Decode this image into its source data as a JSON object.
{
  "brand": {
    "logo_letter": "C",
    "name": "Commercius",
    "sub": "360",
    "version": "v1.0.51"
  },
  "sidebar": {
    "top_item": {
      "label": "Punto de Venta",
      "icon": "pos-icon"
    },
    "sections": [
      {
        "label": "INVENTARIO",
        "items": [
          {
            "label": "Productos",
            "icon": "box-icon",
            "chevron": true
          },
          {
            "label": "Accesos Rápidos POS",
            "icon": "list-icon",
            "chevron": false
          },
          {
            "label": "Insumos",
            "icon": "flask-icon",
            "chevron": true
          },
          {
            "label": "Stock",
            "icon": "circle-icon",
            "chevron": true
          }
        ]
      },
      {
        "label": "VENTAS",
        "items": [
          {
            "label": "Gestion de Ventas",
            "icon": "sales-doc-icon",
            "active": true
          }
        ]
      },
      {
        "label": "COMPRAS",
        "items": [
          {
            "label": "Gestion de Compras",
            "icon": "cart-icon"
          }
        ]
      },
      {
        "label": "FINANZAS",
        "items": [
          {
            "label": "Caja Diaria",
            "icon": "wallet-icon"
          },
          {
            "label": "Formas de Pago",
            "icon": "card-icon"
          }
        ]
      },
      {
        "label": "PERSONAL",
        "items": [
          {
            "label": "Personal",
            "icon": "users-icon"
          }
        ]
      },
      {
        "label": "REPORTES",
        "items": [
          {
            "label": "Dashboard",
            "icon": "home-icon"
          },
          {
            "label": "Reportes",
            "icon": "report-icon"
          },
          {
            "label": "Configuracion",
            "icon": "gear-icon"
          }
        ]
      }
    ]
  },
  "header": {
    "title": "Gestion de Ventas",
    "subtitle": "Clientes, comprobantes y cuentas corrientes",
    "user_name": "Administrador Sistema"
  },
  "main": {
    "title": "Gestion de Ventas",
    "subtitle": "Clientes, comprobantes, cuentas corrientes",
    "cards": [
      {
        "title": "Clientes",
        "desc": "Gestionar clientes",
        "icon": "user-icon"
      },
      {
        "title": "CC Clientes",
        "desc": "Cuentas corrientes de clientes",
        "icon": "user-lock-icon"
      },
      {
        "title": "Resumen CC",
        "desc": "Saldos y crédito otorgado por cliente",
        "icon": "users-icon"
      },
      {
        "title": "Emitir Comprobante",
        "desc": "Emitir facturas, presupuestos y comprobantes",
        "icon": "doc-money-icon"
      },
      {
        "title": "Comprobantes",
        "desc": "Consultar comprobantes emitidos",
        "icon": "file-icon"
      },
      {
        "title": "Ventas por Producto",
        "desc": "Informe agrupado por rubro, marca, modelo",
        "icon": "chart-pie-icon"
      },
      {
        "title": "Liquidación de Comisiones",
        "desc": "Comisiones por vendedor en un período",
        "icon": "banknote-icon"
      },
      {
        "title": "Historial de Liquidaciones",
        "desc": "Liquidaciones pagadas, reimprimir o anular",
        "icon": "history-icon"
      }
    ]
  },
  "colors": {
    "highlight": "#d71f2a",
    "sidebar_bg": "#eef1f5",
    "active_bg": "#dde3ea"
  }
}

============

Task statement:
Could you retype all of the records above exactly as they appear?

Output:
Decode this image into its source data as a JSON object.
{
  "brand": {
    "logo_letter": "C",
    "name": "Commercius",
    "sub": "360",
    "version": "v1.0.51"
  },
  "sidebar": {
    "top_item": {
      "label": "Punto de Venta",
      "icon": "pos-icon"
    },
    "sections": [
      {
        "label": "INVENTARIO",
        "items": [
          {
            "label": "Productos",
            "icon": "box-icon",
            "chevron": true
          },
          {
            "label": "Accesos Rápidos POS",
            "icon": "list-icon",
            "chevron": false
          },
          {
            "label": "Insumos",
            "icon": "flask-icon",
            "chevron": true
          },
          {
            "label": "Stock",
            "icon": "circle-icon",
            "chevron": true
          }
        ]
      },
      {
        "label": "VENTAS",
        "items": [
          {
            "label": "Gestion de Ventas",
            "icon": "sales-doc-icon",
            "active": true
          }
        ]
      },
      {
        "label": "COMPRAS",
        "items": [
          {
            "label": "Gestion de Compras",
            "icon": "cart-icon"
          }
        ]
      },
      {
        "label": "FINANZAS",
        "items": [
          {
            "label": "Caja Diaria",
            "icon": "wallet-icon"
          },
          {
            "label": "Formas de Pago",
            "icon": "card-icon"
          }
        ]
      },
      {
        "label": "PERSONAL",
        "items": [
          {
            "label": "Personal",
            "icon": "users-icon"
          }
        ]
      },
      {
        "label": "REPORTES",
        "items": [
          {
            "label": "Dashboard",
            "icon": "home-icon"
          },
          {
            "label": "Reportes",
            "icon": "report-icon"
          },
          {
            "label": "Configuracion",
            "icon": "gear-icon"
          }
        ]
      }
    ]
  },
  "header": {
    "title": "Gestion de Ventas",
    "subtitle": "Clientes, comprobantes y cuentas corrientes",
    "user_name": "Administrador Sistema"
  },
  "main": {
    "title": "Gestion de Ventas",
    "subtitle": "Clientes, comprobantes, cuentas corrientes",
    "cards": [
      {
        "title": "Clientes",
        "desc": "Gestionar clientes",
        "icon": "user-icon"
      },
      {
        "title": "CC Clientes",
        "desc": "Cuentas corrientes de clientes",
        "icon": "user-lock-icon"
      },
      {
        "title": "Resumen CC",
        "desc": "Saldos y crédito otorgado por cliente",
        "icon": "users-icon"
      },
      {
        "title": "Emitir Comprobante",
        "desc": "Emitir facturas, presupuestos y comprobantes",
        "icon": "doc-money-icon"
      },
      {
        "title": "Comprobantes",
        "desc": "Consultar comprobantes emitidos",
        "icon": "file-icon"
      },
      {
        "title": "Ventas por Producto",
        "desc": "Informe agrupado por rubro, marca, modelo",
        "icon": "chart-pie-icon"
      },
      {
        "title": "Liquidación de Comisiones",
        "desc": "Comisiones por vendedor en un período",
        "icon": "banknote-icon"
      },
      {
        "title": "Historial de Liquidaciones",
        "desc": "Liquidaciones pagadas, reimprimir o anular",
        "icon": "history-icon"
      }
    ]
  },
  "colors": {
    "highlight": "#d71f2a",
    "sidebar_bg": "#eef1f5",
    "active_bg": "#dde3ea"
  }
}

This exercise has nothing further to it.